| What the exercise asks |
Take every line containing "username" from the material and copy it.

**** Data for this exercise ****

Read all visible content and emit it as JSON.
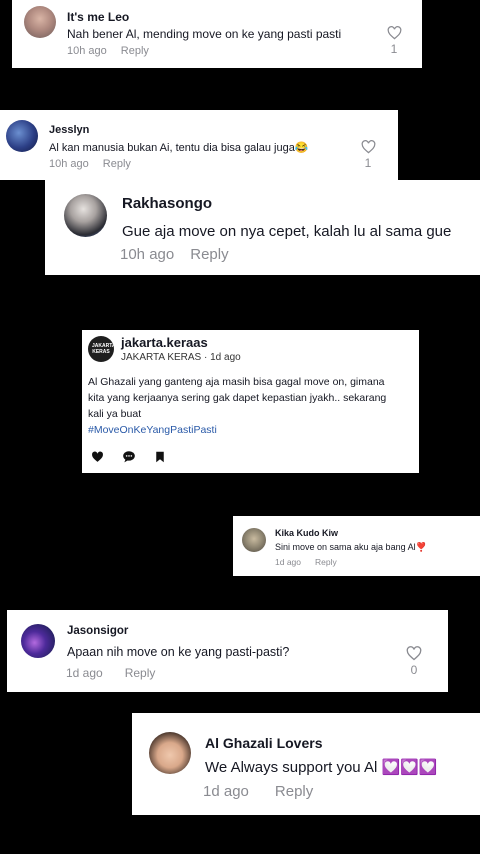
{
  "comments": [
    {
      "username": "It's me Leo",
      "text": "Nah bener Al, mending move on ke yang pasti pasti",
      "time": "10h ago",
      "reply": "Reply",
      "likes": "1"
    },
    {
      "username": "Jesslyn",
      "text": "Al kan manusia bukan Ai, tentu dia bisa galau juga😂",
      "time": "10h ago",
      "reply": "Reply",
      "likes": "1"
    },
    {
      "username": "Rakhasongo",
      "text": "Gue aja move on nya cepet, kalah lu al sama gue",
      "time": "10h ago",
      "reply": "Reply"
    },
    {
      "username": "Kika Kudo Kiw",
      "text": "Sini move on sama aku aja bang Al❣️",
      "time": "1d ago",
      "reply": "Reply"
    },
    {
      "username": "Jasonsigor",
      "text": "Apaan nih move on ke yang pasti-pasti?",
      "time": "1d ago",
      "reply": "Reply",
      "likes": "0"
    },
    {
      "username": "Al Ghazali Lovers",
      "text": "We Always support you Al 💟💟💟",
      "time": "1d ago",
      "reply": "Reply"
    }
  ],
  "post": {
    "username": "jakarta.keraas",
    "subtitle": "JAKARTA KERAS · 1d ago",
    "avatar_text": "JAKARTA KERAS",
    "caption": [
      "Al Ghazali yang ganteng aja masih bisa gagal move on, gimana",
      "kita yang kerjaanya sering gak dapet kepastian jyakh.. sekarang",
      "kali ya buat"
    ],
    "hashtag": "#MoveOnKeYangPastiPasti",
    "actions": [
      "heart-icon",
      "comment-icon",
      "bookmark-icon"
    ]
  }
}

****
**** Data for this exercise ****

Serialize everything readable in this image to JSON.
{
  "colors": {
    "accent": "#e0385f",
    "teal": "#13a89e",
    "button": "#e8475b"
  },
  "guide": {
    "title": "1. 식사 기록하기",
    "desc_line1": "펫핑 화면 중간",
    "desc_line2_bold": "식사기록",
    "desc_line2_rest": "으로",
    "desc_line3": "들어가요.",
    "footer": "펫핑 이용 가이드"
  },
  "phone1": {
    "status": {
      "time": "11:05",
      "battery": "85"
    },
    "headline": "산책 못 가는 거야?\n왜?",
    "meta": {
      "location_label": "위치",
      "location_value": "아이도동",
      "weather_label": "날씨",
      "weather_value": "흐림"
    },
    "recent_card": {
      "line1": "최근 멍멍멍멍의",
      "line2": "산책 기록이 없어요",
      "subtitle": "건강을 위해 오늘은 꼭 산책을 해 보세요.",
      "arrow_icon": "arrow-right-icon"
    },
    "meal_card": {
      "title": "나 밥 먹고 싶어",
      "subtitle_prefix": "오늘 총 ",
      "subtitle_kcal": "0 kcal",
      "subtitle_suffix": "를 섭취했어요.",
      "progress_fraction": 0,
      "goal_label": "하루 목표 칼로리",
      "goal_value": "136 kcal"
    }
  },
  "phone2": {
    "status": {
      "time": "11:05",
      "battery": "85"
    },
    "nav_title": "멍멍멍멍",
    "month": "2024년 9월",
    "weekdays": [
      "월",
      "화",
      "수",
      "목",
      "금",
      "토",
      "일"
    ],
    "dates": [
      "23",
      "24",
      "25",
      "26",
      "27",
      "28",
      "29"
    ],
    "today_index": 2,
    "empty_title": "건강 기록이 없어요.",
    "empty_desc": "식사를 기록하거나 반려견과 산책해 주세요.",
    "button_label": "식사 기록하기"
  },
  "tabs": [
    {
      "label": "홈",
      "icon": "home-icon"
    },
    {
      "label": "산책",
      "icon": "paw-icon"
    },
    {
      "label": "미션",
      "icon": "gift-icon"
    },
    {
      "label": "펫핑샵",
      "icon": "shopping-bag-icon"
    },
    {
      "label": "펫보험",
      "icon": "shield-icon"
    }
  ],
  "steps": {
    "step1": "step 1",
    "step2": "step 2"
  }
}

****

| Answer box |
      "username": "It's me Leo",
      "username": "Jesslyn",
      "username": "Rakhasongo",
      "username": "Kika Kudo Kiw",
      "username": "Jasonsigor",
      "username": "Al Ghazali Lovers",
    "username": "jakarta.keraas",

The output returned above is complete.